The actual saffron-coloured vinyl gates, that support the material, vary in size according to the widths of the paths and their cambers. The bases of the gates are often supported by extra little pieces of wood and stone to get the balance right. And they are set apart sometimes in regular sequences and sometimes not. Hardly anyone I talked to noticed the varying sizes of the gates themselves and the way the frames were slightly altered to deal with the cambers.
And there is a whole team of what look like priests with their special tunics and long poles capped with tennis balls. Their task, amongst others, is to unfurl the material when the wind blows it into a twist. But some of them just wander around and ignore the twisted material and seem not at all interested in doing what they are supposed to or in rectifying what is wrong. Just like some religious functionaries I know.
All of this is, to me, a metaphor for religion. Genuine spirituality involves sensitivity to Divine and human currents that are everywhere around us, except that we rarely stop to look or to feel or to allow the air to brush us or caress our faces and bodies. We have taught ourselves to be impervious to signs of others around us, signs of pain or anxiety. We pass people by as though they were objects instead of souls. We shrink into our own shells instead of expanding to encompass and enfold or show care and concern for others beyond our own walled gardens. So bikers feel the winds and the rains and the currents far more than car drivers do. They are more vulnerable and yet closer to nature. They are the worshippers of the road! Most of the rest of us are car drivers, protected in our tin cans.
Sometimes it takes a work of art to stop us in our tracks and make us ponder. And that is what the festivals and Sabbaths and daily rituals are supposed to be doing. The Christos gates do, indeed, get us to stop and stare and feel winds and enjoy the view, regardless of our race or religion or financial position, and then reach out to others to spread a little warmth and care because the wind blows for everyone not just for us. Yet without the boring mechanism of a base and stanchions and screws and bolts we wouldnt get the impact of seeing the curtains hang or fly in the wind. If they were not securely grounded they would soon fall over.

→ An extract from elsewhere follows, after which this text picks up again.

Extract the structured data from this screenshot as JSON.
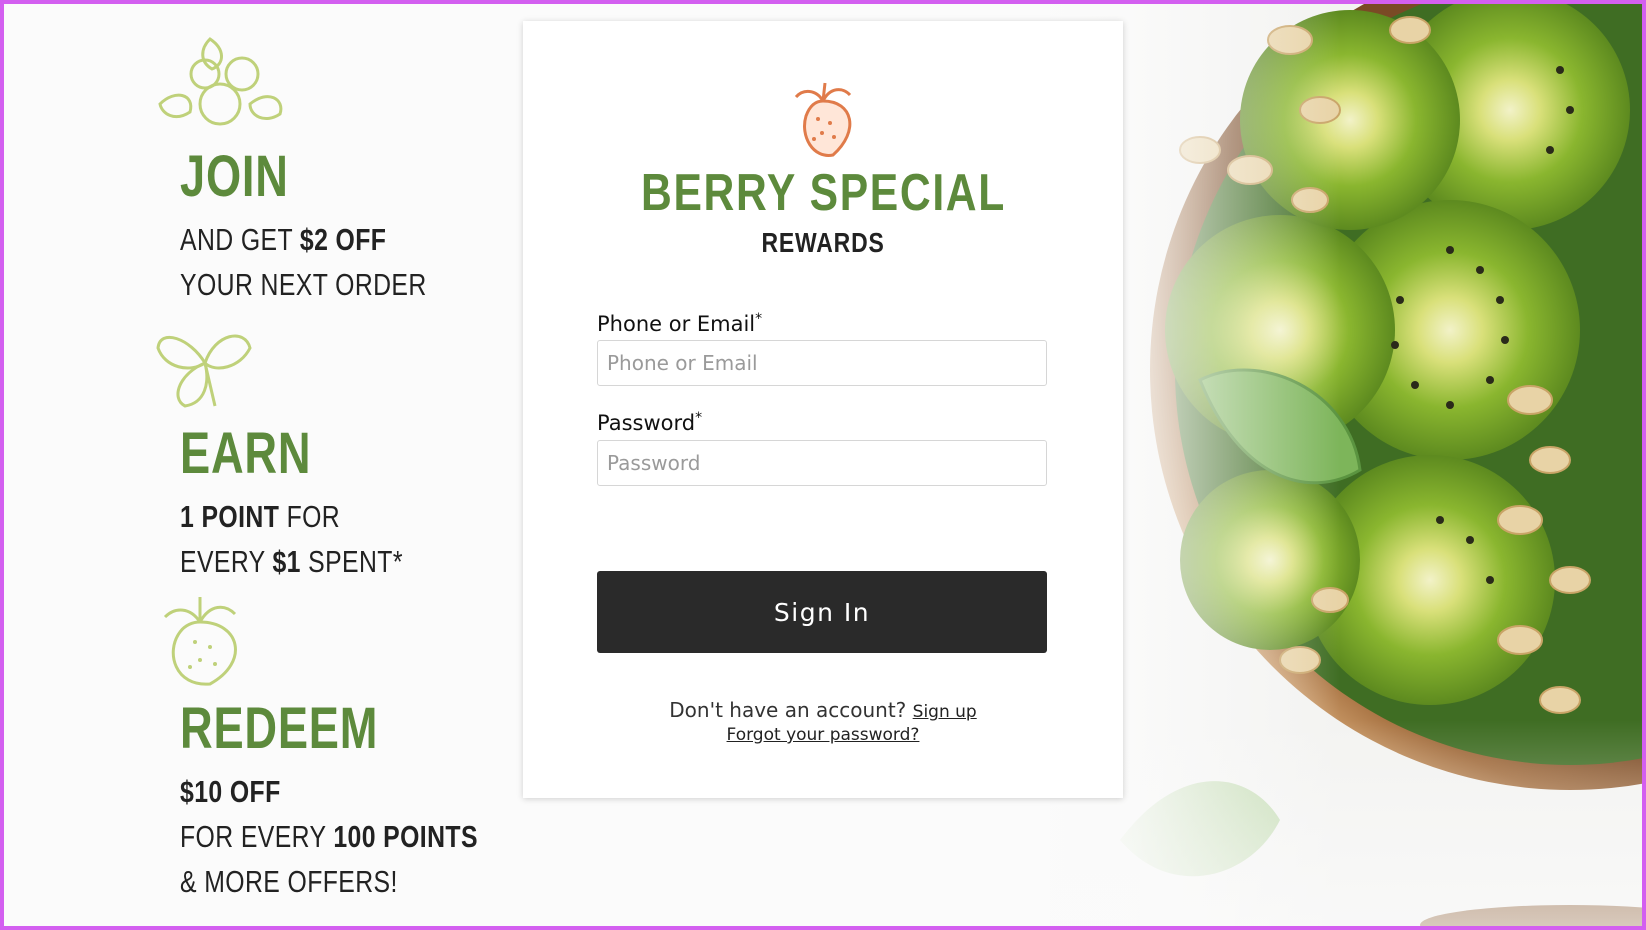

When you look carefully you see there is a logic in the way the gates are placed with sudden gaps according to the width and the camber of the paths or the trees or the terrain. But often there is no discernable pattern to the gaps at all. Yet there must have been some master design that Christo knows about, even if it has not been explained to us, just like religion.
Art, like religion, stimulates us and makes us aware of our surroundings and the universe and ideally draws out the best in us. But for others it is simply a skill, a way of making money or a name, another opportunity for corruption. It all depends on how we relate to it and whether we allow it to affect us or not. Form without spirit is not enough. We need Gods wind, or spirit, to play on and around the structures that we put up to make them really come alive!